→ **EXERCISE PROMPT**:
Wherever the word "desc" shows up in the data, report the line it sits in.

-- PROVIDED INFORMATION follows --

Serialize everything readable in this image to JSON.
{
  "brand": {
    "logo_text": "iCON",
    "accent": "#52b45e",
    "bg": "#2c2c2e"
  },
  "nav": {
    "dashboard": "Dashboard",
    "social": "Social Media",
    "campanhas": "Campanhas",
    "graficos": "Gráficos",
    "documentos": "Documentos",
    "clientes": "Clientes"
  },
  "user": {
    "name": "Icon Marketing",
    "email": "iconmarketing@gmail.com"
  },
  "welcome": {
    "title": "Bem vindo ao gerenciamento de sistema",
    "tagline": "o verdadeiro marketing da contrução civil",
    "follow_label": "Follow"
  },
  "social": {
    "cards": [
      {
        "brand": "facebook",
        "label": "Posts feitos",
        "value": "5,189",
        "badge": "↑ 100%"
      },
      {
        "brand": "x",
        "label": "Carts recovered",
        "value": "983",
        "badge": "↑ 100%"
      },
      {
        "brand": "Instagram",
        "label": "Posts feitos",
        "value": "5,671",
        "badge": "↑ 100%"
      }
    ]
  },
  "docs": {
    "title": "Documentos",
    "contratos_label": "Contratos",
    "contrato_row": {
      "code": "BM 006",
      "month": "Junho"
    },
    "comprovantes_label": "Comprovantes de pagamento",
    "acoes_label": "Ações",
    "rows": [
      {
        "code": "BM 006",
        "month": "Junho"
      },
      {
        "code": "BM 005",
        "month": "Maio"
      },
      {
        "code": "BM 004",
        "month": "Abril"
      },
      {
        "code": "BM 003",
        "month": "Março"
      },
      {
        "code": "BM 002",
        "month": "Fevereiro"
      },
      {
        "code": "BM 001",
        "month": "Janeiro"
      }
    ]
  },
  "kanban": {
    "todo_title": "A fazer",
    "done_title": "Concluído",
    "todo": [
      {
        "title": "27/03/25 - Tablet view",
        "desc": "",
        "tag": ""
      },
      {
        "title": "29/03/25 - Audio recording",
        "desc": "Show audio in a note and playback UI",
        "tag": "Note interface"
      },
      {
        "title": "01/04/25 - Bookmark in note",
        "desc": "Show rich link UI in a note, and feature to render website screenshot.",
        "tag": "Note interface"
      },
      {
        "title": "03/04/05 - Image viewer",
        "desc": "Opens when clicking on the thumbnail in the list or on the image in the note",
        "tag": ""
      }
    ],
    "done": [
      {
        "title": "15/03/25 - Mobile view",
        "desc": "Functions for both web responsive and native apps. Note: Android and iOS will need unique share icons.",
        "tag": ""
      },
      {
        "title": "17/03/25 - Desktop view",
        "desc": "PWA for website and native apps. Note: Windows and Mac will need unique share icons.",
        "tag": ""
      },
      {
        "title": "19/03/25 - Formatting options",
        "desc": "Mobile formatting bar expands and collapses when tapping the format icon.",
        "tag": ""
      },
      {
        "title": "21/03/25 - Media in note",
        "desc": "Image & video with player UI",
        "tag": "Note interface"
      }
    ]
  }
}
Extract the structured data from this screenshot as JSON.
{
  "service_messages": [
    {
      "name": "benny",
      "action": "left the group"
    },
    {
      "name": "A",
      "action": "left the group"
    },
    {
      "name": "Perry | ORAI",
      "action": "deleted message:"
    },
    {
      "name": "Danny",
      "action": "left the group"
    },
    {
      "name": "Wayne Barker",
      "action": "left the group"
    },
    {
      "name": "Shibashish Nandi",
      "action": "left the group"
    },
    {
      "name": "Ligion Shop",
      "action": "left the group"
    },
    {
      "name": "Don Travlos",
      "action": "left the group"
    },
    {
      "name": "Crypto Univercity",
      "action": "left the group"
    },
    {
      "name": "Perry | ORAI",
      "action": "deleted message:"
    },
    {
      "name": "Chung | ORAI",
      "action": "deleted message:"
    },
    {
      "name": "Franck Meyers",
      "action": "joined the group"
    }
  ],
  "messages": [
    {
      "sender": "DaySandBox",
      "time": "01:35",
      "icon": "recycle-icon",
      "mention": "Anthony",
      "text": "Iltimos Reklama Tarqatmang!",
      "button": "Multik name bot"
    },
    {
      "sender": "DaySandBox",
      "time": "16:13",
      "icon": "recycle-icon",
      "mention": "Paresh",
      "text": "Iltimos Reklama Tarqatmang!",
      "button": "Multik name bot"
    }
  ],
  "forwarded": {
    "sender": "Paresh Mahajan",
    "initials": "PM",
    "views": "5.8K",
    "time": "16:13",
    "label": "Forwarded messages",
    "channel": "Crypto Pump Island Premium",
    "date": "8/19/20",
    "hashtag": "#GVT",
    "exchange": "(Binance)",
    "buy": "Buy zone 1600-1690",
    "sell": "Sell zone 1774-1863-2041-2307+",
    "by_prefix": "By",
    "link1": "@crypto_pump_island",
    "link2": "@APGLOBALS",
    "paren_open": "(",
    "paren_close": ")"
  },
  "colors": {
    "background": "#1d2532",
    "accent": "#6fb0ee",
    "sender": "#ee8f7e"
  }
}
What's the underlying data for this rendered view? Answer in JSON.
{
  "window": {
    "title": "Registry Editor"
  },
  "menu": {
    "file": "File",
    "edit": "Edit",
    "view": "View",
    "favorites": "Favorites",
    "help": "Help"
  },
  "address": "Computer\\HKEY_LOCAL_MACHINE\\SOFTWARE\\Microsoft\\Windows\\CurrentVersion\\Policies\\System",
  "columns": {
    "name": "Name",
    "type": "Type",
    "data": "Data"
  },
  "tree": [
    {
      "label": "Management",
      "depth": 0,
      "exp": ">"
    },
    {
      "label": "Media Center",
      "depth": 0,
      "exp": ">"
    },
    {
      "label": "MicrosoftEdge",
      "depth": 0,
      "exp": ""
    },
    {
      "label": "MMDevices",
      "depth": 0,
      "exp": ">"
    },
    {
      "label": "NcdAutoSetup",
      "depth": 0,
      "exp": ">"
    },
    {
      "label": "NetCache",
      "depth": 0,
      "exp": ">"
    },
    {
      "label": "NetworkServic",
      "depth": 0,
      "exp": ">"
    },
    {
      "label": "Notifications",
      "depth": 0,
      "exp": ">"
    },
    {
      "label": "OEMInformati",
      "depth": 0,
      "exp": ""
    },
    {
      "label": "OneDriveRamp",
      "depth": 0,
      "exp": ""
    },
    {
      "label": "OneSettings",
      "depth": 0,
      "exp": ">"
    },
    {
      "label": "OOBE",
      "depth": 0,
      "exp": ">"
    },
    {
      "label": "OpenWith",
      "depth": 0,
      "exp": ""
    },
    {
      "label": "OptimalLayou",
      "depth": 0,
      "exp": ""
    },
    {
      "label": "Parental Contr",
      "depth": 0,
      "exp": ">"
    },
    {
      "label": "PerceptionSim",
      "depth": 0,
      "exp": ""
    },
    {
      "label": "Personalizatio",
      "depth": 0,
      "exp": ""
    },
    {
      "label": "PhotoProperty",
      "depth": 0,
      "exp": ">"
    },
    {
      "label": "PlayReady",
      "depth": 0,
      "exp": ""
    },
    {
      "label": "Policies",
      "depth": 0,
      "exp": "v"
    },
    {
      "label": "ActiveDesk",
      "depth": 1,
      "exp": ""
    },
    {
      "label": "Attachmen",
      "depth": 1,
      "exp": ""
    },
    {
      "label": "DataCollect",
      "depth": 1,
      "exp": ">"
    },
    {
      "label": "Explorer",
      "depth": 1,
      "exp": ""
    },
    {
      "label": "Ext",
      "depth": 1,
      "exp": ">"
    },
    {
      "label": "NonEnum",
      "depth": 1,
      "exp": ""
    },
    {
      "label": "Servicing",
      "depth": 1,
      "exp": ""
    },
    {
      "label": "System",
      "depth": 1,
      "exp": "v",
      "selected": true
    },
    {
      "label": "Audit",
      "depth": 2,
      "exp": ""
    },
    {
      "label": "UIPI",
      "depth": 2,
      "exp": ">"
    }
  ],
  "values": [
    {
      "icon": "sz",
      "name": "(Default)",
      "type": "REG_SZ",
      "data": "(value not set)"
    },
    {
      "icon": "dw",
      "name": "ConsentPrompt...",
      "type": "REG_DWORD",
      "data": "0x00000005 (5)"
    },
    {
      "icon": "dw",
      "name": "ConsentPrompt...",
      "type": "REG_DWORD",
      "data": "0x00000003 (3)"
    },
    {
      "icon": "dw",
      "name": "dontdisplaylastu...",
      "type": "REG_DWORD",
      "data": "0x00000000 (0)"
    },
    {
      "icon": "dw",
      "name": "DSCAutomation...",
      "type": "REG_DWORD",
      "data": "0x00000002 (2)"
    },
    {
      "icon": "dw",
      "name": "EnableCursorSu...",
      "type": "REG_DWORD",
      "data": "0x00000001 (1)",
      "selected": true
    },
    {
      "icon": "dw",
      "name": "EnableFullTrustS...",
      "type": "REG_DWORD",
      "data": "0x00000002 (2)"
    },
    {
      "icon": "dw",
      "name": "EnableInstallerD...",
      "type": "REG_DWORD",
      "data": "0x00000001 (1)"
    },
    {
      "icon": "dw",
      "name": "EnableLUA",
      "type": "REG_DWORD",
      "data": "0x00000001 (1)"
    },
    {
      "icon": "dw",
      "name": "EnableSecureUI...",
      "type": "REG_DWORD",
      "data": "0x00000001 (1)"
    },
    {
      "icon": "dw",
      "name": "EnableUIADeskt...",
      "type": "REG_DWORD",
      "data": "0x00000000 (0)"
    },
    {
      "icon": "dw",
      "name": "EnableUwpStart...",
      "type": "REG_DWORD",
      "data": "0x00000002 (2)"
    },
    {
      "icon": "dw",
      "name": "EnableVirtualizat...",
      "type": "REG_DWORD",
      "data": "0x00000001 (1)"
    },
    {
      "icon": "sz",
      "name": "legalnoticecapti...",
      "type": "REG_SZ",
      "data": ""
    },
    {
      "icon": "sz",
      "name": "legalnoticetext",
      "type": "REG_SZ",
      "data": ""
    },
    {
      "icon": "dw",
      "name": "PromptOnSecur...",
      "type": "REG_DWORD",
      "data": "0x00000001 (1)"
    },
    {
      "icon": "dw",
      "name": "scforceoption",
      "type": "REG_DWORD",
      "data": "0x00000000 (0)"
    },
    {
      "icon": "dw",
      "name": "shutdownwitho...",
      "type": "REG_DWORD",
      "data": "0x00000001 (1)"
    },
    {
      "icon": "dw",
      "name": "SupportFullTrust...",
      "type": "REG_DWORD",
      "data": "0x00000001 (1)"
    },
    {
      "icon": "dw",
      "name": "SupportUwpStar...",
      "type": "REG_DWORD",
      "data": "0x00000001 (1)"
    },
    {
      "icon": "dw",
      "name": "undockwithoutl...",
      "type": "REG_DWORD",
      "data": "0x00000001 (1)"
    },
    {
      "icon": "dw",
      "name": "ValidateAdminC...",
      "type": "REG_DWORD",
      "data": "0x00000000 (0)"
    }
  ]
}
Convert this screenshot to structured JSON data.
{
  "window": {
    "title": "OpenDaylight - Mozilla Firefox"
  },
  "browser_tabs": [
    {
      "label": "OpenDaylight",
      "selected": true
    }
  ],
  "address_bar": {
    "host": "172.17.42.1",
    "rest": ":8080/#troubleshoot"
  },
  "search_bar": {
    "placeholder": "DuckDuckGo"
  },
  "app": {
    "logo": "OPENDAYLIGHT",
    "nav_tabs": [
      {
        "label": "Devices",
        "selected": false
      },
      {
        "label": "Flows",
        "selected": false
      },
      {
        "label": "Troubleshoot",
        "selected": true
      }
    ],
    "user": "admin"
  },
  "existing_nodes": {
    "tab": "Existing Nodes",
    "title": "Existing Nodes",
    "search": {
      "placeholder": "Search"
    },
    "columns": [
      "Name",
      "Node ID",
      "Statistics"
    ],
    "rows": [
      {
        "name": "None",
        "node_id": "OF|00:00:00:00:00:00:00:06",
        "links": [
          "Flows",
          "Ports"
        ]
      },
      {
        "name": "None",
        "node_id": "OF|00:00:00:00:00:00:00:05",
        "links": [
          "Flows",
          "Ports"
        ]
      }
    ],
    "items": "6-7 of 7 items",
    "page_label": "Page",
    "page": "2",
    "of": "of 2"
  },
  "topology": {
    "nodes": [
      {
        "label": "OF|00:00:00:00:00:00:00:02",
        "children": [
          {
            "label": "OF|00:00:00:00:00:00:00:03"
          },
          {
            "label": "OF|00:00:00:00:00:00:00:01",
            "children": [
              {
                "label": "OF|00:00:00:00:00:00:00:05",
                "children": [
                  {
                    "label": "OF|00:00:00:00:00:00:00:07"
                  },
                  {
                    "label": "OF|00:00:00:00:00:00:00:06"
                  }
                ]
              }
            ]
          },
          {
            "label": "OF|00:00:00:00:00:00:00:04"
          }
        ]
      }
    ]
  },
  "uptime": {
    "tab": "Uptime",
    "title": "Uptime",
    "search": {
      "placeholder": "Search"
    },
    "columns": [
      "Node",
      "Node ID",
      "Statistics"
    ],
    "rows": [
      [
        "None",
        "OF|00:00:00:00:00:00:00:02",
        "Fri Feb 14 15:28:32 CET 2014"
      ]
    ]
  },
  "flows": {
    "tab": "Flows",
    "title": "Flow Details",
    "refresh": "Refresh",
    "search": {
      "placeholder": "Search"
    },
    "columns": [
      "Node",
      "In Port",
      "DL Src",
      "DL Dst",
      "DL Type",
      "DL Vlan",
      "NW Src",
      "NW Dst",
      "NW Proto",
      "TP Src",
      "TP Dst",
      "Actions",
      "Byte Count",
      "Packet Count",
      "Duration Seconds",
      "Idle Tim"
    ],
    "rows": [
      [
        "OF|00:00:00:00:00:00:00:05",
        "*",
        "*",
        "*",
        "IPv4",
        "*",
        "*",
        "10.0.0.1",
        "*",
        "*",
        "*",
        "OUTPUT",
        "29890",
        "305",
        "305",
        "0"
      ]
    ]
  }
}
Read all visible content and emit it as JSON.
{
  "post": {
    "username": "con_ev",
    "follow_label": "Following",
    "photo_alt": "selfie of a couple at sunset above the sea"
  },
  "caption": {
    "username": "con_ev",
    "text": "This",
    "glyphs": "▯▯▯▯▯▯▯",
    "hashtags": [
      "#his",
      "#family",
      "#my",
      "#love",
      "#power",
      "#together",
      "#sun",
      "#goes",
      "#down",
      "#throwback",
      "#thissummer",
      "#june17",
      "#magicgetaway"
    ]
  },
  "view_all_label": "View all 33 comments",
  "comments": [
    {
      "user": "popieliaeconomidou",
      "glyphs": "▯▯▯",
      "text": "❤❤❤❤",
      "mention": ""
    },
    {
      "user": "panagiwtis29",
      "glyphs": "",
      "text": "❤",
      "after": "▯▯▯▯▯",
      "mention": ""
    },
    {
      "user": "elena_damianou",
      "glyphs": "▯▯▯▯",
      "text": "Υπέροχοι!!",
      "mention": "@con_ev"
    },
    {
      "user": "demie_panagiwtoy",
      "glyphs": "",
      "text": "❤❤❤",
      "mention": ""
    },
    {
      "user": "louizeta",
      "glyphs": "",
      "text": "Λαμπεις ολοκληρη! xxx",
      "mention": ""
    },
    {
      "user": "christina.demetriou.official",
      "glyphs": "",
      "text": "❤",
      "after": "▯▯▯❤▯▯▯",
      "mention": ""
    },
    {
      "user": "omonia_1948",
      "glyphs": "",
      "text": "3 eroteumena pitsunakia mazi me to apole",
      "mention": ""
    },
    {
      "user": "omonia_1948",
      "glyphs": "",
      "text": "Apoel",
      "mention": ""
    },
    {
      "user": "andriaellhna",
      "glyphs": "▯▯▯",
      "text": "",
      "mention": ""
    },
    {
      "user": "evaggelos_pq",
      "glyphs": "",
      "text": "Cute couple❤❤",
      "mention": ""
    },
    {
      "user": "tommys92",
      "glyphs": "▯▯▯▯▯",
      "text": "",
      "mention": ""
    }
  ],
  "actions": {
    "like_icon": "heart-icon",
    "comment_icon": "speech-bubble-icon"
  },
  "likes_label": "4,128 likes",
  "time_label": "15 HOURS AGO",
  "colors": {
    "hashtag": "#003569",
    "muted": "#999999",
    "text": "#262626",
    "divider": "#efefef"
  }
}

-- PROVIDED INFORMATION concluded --

→ **SOLUTION TO THE EXERCISE**:
        "desc": "",
        "desc": "Show audio in a note and playback UI",
        "desc": "Show rich link UI in a note, and feature to render website screenshot.",
        "desc": "Opens when clicking on the thumbnail in the list or on the image in the note",
        "desc": "Functions for both web responsive and native apps. Note: Android and iOS will need unique share icons.",
        "desc": "PWA for website and native apps. Note: Windows and Mac will need unique share icons.",
        "desc": "Mobile formatting bar expands and collapses when tapping the format icon.",
        "desc": "Image & video with player UI",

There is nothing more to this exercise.